There are lots of other reasons to support or to be skeptical about purchasing an EV. No argument. It’s a decision that is – and should be – very involved and has many facets. So, let’s talk some numbers. Again, the context here is urban and suburban commuting.
The 2011 Zero S fully electric motorcycle sells for $9,995 and the Zero X sells for $7,450 before any federal, state or local EV incentives. Comparable gas commuter bikes might include the Honda CBR 250 R for $4000, or the Suzuki Gladius for $6,899 or the Kawasaki Ninja 650 for $7,195. Yes, it’s a given that EVs cost more when comparing performance and options, as previously discussed, but they’re not out of line in an absolute sense.
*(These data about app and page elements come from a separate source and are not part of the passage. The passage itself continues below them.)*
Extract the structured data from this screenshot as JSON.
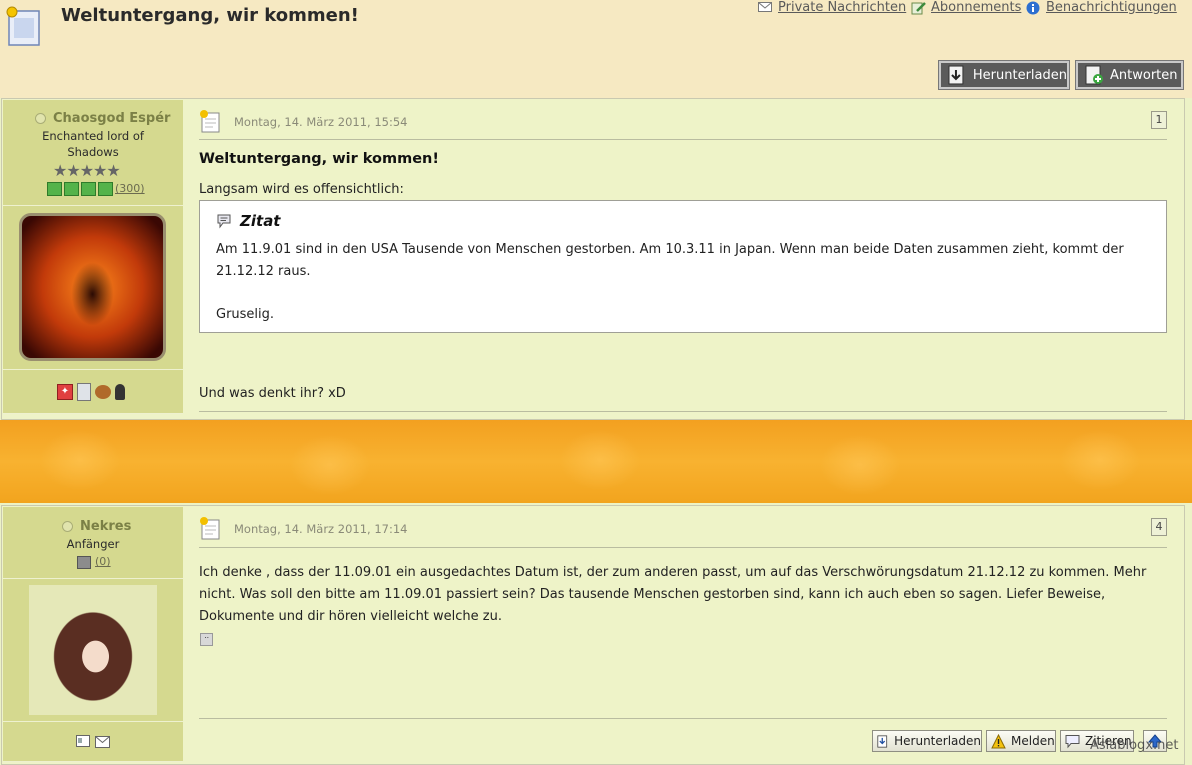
{
  "thread": {
    "title": "Weltuntergang, wir kommen!"
  },
  "top_links": [
    {
      "label": "Private Nachrichten",
      "icon": "envelope-icon"
    },
    {
      "label": "Abonnements",
      "icon": "pencil-note-icon"
    },
    {
      "label": "Benachrichtigungen",
      "icon": "info-icon"
    }
  ],
  "header_buttons": {
    "download": {
      "label": "Herunterladen",
      "icon": "download-icon"
    },
    "reply": {
      "label": "Antworten",
      "icon": "add-reply-icon"
    }
  },
  "posts": [
    {
      "author": {
        "name": "Chaosgod Espér",
        "rank": "Enchanted lord of Shadows",
        "stars": 5,
        "activity_count": "(300)"
      },
      "date": "Montag, 14. März 2011, 15:54",
      "number": "1",
      "title": "Weltuntergang, wir kommen!",
      "intro": "Langsam wird es offensichtlich:",
      "quote": {
        "label": "Zitat",
        "line1": "Am 11.9.01 sind in den USA Tausende von Menschen gestorben. Am 10.3.11 in Japan. Wenn man beide Daten zusammen zieht, kommt der 21.12.12 raus.",
        "line2": "Gruselig."
      },
      "closing": "Und was denkt ihr? xD"
    },
    {
      "author": {
        "name": "Nekres",
        "rank": "Anfänger",
        "activity_count": "(0)"
      },
      "date": "Montag, 14. März 2011, 17:14",
      "number": "4",
      "text": "Ich denke , dass der 11.09.01 ein ausgedachtes Datum ist, der zum anderen passt, um auf das Verschwörungsdatum 21.12.12 zu kommen. Mehr nicht. Was soll den bitte am 11.09.01 passiert sein? Das tausende Menschen gestorben sind, kann ich auch eben so sagen. Liefer Beweise, Dokumente und dir hören vielleicht welche zu.",
      "footer_buttons": {
        "download": "Herunterladen",
        "report": "Melden",
        "quote": "Zitieren"
      }
    }
  ],
  "watermark": "Asiablogx.net",
  "colors": {
    "header_bg": "#f6e9c2",
    "post_bg": "#eef3c8",
    "sidebar_bg": "#d5d98f",
    "username": "#7b8046",
    "banner_orange": "#f5a623",
    "button_dark": "#5b5b5b"
  }
}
Federal incentives include a tax deduction for the cost of EVs, and an immediate tax rebate of 10%. Other incentives are available.
Factoring MPG and cost per gallon is not really valid, so we’ll stick to cost per range and cost per mile. This will only include fuel, not maintenance and mechanical consumables.
The EV (Zero S), at a cost of $.50 to charge to net 40 miles, returns a per-mile cost of $.0125 per mile, or just over a penny per mile.
My SV650 returns about 50 MPG, netting me 200 miles from about 4 gallons of fuel, for a total cost of $16.00 per fill up. At 50 MPG, this nets out to about $.08 per mile.
I have no data to support any claims, positive or negative, about the environment impacts of battery construction or the gathering of the raw materials for making the batteries. The affects of gas engines on the environment are well known, and getting cleaner all the time, but are not zero-impact products.
For me, the bottom line is this – while I still can’t see myself spending close to $30,000 for an EV or hybrid car, the notion of spending “bike money” on an EV bike for general use is very, very attractive to me. I also believe that battery technology advancements and advancements in other areas of efficiency will net longer ranges on EV bikes, making it easier for me to slot into the target demographic. EV bikes are coming, they’re becoming more mainstream and lots of companies are making EV bikes their primary and secondary product focus. Like all things – the rule is adapt or die. Gas bikes aren’t going anywhere (at least for a long, long time), but ignoring electric bikes is akin to sticking your head in the sand. They’re not as prohibitively expensive as they once were, and they’re not as limited or limiting (for certain people) as one might think.
Check them out – they’re part of our future. Adapt or die.
You may remember a few months back during our 1-year anniversary contests, listener Chad B. won the Mr. Happy puppet. Â Chad won for his excellent picture of his favorite gear, which includes his top case’s ability to haul beer and cigars…
Well, Chad has taken the opportunity to send us a few pics proving that Mr. Happy is not only alive and well, but is out there seeing the world and clocking on the miles on his new Yamaha Zuma scooter. He also looks like he’s having fun on the mini racing circuit with Chad’s daughter and her go-cart.
Rock on, Mr. Happy. And Chad, thanks for the excellent pics!
Let us know how you use your bike for most of your riding. Obviously, no one only does just ONE type of riding, so if you had to say that 75% of your riding was one type or another, what would you choose?